The company said tests had found that the Fitbit Force was causing allergic contact dermatitis, a condition that occurs when substances touching the skin cause irritation or red, itchy rash reaction.
Contact dermatitis on the wrist
Contact dermatitis can appear as an itchy, red rash. In this photo, the irritation is likely due to a watchband or to soap residue trapped beneath the band.
To treat contact dermatitis successfully, you need to identify and avoid the cause of your reaction. If you can avoid the offending substance, the rash usually clears up in two to four weeks. You can try soothing your skin with cool, wet compresses, anti-itch creams and other self-care steps.
Hmm, the company is still around do I guess they fixed the problem.
"In response, Fitbit hired independent labs and medical experts to determine what was happening to some of the people who used the device and developed rashes. In a statement, the company said that it had taken the complaints about skin irritation “very seriously.”
In January, The Consumerist website wrote about some customers who said that they loved their Fitbit Force but that they had started to see a rash near the battery port of the tracker.
In a post on the company’s website, James Park, Fitbit’s chief executive and a co-founder, issued an apology to customers. Mr. Park said the materials in the Fitbit Force were commonly used in other consumer products and the rashes could be a result of a number of different components.
“Some users may be reacting to the nickel present in the surgical grade stainless steel used in the device,” he wrote on the site. “Other users are likely experiencing an allergic reaction to the materials used in the strap or the adhesives used to assemble the product.”
He also said the company planned to continue working on a “next-generation tracker and will announce news about it soon.”
Johnson & Johnson (Tylenol) are many times used as an excellent example of good PR during a crisis. The company voluntarily recalled 31 million products, worth $100 million. No dodgeball with years of litigation like companies do now.
I wonder what it would take for more companies to own up to their mistakes.
They've done even better with the PR following the establishment by several studies that (unadulterated) Tylenol is probably the #1 cause of kidney failure!
I don't know... the studies I recall were from several years ago and I don't know how much is accounted for by market share. They are both pretty horrible for repeated use. Ibuprofen (advil) is very hard on the stomach.
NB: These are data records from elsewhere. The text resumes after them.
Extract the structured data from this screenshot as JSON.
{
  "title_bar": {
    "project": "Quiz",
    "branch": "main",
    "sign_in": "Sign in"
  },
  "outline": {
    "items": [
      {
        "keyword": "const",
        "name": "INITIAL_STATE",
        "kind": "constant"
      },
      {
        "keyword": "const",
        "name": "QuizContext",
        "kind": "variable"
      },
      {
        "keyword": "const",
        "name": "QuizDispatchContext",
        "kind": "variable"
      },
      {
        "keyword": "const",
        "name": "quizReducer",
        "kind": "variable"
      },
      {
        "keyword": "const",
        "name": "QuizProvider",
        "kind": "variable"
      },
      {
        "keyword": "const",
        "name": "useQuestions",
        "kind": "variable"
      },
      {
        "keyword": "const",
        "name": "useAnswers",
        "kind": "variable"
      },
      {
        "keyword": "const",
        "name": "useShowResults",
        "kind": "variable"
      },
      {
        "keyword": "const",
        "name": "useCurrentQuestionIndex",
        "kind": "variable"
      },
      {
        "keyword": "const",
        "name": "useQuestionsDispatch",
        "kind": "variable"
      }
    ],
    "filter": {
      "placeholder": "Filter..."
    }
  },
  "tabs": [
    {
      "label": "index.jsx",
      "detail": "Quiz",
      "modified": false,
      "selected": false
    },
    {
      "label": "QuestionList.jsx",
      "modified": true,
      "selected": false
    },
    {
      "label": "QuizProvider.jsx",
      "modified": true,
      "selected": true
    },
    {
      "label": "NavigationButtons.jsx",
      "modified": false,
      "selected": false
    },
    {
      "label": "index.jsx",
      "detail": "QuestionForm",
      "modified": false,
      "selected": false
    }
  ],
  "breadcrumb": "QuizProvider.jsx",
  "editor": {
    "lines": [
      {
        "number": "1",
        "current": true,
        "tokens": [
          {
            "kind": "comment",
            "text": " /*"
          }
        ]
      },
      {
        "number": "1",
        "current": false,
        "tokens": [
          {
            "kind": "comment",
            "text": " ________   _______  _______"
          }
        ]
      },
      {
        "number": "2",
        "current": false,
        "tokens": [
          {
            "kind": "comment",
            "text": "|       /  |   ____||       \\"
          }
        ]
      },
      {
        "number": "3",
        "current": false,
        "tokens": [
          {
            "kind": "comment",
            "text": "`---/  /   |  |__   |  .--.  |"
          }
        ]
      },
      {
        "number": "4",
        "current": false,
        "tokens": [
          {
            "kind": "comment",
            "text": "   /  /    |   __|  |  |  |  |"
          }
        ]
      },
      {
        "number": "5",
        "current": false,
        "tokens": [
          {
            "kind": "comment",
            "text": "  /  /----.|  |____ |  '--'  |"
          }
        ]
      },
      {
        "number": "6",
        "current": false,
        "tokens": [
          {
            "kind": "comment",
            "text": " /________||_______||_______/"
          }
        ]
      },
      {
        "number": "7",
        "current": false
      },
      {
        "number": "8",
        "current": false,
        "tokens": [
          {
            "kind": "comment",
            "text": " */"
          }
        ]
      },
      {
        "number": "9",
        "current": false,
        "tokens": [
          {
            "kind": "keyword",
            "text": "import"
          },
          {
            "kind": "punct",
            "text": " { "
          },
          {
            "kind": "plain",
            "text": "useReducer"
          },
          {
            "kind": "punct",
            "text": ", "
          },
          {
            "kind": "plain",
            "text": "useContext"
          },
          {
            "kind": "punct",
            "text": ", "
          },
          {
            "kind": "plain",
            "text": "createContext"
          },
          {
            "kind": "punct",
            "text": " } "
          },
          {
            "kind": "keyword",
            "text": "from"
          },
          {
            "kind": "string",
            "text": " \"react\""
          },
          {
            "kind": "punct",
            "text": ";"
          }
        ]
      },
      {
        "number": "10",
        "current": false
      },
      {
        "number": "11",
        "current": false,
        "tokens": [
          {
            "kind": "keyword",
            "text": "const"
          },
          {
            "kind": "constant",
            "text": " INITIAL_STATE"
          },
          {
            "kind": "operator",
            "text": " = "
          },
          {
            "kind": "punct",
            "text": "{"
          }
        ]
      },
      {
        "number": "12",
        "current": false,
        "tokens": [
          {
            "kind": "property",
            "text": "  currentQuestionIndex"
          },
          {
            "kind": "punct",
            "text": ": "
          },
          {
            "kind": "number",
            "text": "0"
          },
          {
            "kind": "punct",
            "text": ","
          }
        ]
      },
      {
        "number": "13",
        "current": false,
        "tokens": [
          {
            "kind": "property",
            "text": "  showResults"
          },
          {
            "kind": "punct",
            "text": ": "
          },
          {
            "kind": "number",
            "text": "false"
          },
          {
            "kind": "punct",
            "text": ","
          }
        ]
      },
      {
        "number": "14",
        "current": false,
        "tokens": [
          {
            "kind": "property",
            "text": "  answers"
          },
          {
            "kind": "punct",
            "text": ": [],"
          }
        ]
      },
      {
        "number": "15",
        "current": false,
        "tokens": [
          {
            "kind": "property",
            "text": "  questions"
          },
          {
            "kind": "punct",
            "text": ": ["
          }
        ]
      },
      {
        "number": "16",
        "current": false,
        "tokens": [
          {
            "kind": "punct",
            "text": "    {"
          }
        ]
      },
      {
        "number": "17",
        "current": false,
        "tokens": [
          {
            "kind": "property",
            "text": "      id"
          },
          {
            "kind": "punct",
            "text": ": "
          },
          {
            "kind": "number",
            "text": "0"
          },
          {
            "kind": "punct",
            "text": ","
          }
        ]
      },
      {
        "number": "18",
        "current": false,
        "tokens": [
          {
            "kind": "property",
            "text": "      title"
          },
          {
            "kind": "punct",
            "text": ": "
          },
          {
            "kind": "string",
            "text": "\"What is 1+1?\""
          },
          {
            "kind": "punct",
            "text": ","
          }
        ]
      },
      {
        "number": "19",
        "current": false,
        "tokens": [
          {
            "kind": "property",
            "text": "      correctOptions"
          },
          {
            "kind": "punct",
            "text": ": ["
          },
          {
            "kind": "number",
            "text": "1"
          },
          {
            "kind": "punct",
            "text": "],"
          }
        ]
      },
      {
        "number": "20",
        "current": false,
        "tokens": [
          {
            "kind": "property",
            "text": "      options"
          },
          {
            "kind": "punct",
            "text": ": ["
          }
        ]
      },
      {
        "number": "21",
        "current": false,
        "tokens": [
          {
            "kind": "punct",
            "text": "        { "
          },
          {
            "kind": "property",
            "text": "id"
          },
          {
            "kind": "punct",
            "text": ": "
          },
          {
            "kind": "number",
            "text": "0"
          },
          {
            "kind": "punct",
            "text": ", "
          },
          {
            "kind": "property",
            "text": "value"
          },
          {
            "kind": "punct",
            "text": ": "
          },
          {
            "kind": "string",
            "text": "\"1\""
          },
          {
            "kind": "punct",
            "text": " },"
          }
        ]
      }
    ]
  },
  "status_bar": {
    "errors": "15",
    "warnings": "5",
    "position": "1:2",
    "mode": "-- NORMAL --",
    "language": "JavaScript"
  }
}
Aspirin is much better I think. Ray Peat loves it and that community is always posting studies about how it benefits this or that. It can also cause stomach damage but if you take it routinely, it's dramatically reduced after the first day or two. Taking your aspirin with Vitamin K also mitigates many of the potential downsides.
I wonder what gave aspirin a bad rap. I guess the stomach damage but that vitamin K use helps that.
Ibuprofen is not much better, apparently.